* **Records shown**:
========
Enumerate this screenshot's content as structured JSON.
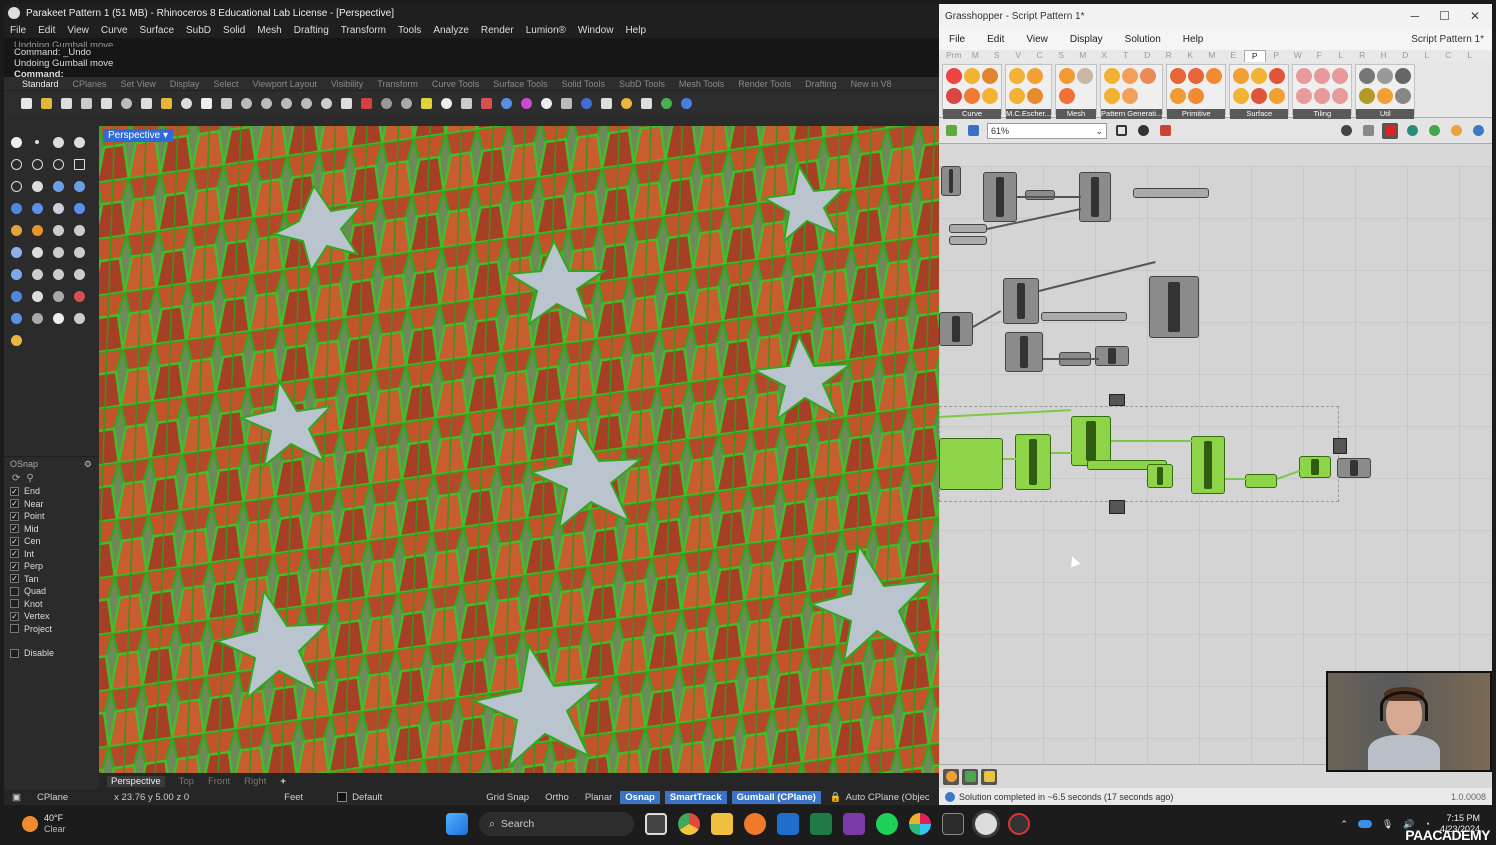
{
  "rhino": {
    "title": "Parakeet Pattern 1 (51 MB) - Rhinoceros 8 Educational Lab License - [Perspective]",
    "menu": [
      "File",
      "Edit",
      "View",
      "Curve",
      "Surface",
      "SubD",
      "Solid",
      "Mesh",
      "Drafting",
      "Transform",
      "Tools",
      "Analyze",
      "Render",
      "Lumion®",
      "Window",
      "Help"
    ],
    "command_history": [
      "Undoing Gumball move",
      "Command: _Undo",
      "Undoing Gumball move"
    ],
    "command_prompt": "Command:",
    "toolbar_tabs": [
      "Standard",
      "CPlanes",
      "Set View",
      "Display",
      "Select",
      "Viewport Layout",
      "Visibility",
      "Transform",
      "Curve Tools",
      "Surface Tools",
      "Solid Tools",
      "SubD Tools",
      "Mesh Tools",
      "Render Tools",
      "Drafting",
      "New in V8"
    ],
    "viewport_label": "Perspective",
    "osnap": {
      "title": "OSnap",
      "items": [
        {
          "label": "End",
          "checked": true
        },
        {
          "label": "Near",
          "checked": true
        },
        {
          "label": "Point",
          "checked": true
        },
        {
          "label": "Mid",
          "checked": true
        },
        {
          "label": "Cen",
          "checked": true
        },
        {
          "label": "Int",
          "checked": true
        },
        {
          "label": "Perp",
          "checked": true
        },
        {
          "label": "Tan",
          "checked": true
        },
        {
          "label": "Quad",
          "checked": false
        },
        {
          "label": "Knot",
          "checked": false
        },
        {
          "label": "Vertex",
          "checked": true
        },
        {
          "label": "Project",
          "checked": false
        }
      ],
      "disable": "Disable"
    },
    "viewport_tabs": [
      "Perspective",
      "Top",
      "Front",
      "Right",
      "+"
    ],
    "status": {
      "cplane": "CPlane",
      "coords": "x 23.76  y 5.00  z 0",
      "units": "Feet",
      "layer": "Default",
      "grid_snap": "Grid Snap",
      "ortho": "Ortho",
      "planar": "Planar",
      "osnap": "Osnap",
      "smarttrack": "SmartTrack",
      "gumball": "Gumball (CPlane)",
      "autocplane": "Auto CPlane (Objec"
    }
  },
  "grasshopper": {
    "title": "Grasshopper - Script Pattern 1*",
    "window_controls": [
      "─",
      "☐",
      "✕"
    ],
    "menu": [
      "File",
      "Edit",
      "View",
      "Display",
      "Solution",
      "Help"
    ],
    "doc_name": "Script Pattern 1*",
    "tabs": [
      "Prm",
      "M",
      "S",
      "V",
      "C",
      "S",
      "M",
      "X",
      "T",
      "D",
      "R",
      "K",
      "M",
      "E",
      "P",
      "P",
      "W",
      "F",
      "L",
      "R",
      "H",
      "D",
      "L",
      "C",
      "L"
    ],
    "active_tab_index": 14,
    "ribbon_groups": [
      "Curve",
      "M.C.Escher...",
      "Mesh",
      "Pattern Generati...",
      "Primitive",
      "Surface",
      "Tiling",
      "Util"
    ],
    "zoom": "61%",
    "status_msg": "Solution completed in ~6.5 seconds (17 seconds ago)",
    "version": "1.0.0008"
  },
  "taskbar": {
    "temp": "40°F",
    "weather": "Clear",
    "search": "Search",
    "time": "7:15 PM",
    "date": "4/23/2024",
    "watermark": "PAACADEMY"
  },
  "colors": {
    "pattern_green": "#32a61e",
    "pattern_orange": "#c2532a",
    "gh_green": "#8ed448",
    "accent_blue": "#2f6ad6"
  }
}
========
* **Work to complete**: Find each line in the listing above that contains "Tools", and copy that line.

* **Expected output**:
      "Tools",
      "Curve Tools",
      "Surface Tools",
      "Solid Tools",
      "SubD Tools",
      "Mesh Tools",
      "Render Tools",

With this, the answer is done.